Of course, that trend goes back much farther than the last decade. Healthcare spending has grown faster than GDP in most countries for at least 50 years. And the richer the country, the faster the growth rate in healthcare spending.
A regression analysis finds that, statistically, the size of GDP per capita in 1990 explained more than half-56 percent-of the variation in the growth rates of healthcare spending in the OECD countries (if Luxembourg-a tiny, rich country that spends very little on healthcare and is a striking exception to this rule-is excluded from the analysis).
Statistics-like pollsters-are always better at describing what happened than at explaining why it happened, but the following common sense ideas help explain why healthcare spending tends to grow faster than GDP and why it grows faster in rich countries than it does in poor ones:
Healthcare is what economists call a "superior good." A recent Harris Interactive survey found that Americans choose healthcare as the best way to spend additional money as the economy grows, ahead of education and far ahead of defense, cars, food, clothing, shelter, entertainment, or anything else.
Medical advances allow society to provide more care to more people. That means more and better tests, new and better drugs, new and better surgical procedures. As a result many people are alive who would have died; and medicine has improved the quality of life for many people with chronic disease and serious injuries. That is expensive, and it will cost more in the future, but people in developed societies believe that's a good way to spend money.
Public expectations are rising. Even if there were no new technologies, it is probable that, as consumers became better educated and better informed, they will demand and use more medical products and services. It is clear that public expectations for the care they should receive have increased substantially-to the point, some argue, of being unreasonable. That's human nature.
The population is aging. Although the precise impact of an aging population on healthcare costs is debatable-because a healthier population presumably needs less care- there is a general consensus that it adds significantly to costs.
What are the chances that those trends will continue for the next decade, with healthcare spending increasing much faster than the economy and increasing fastest in the richest countries? As British economist Alex Caincross once wrote: "A trend, to use the language of Gertrude Stein, is a trend, is a trend. The question is: Will it bend? Will it alter its course, through some unforeseen force, and come to a premature end?"
The key phrase here is "unforeseen force." All of the known forces that explain the high rate of growth of healthcare spending in the 1990s seem likely to continue during the next decade, unless we abolish death, disease, pain, and suffering.

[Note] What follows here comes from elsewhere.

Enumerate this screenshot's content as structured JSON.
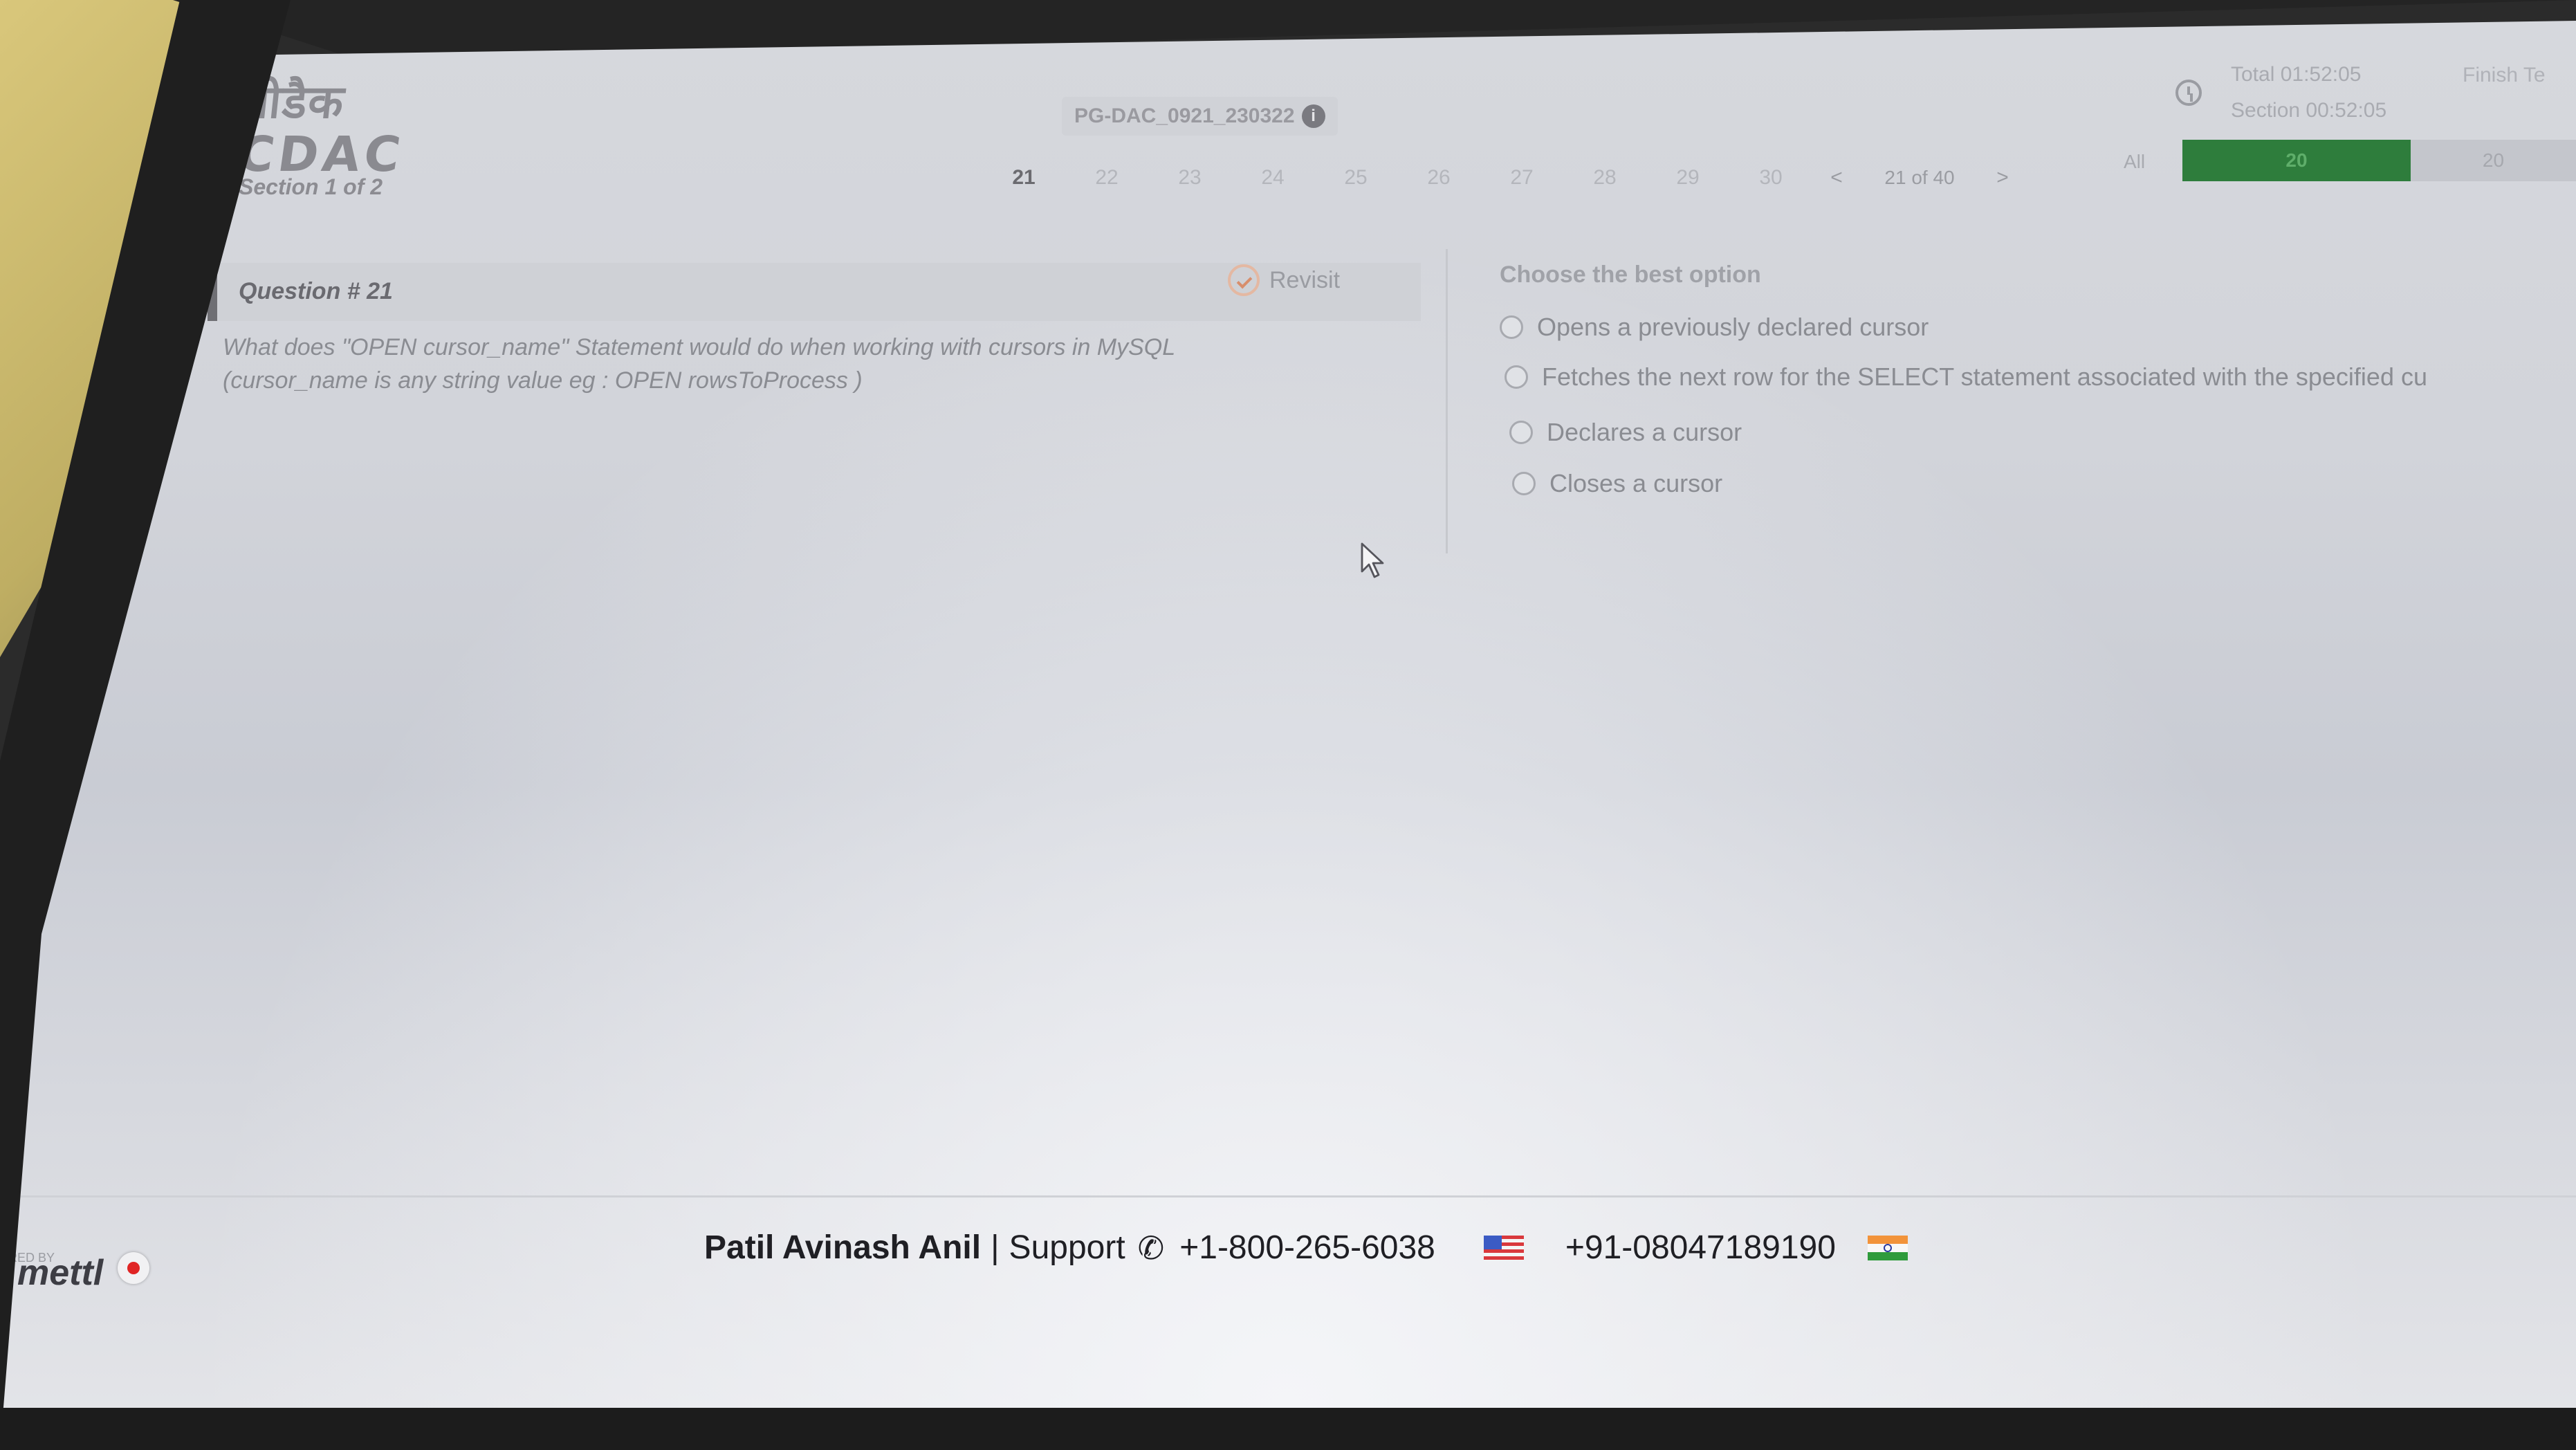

There will be many exciting new medical technologies, the population will get older, consumer expectations will increase, and healthcare will continue to be a superior good. As always, we will argue about who should pay for all the healthcare we want: the government (taxpayers), the employer, or the consumer. But pay for it, somehow, we will.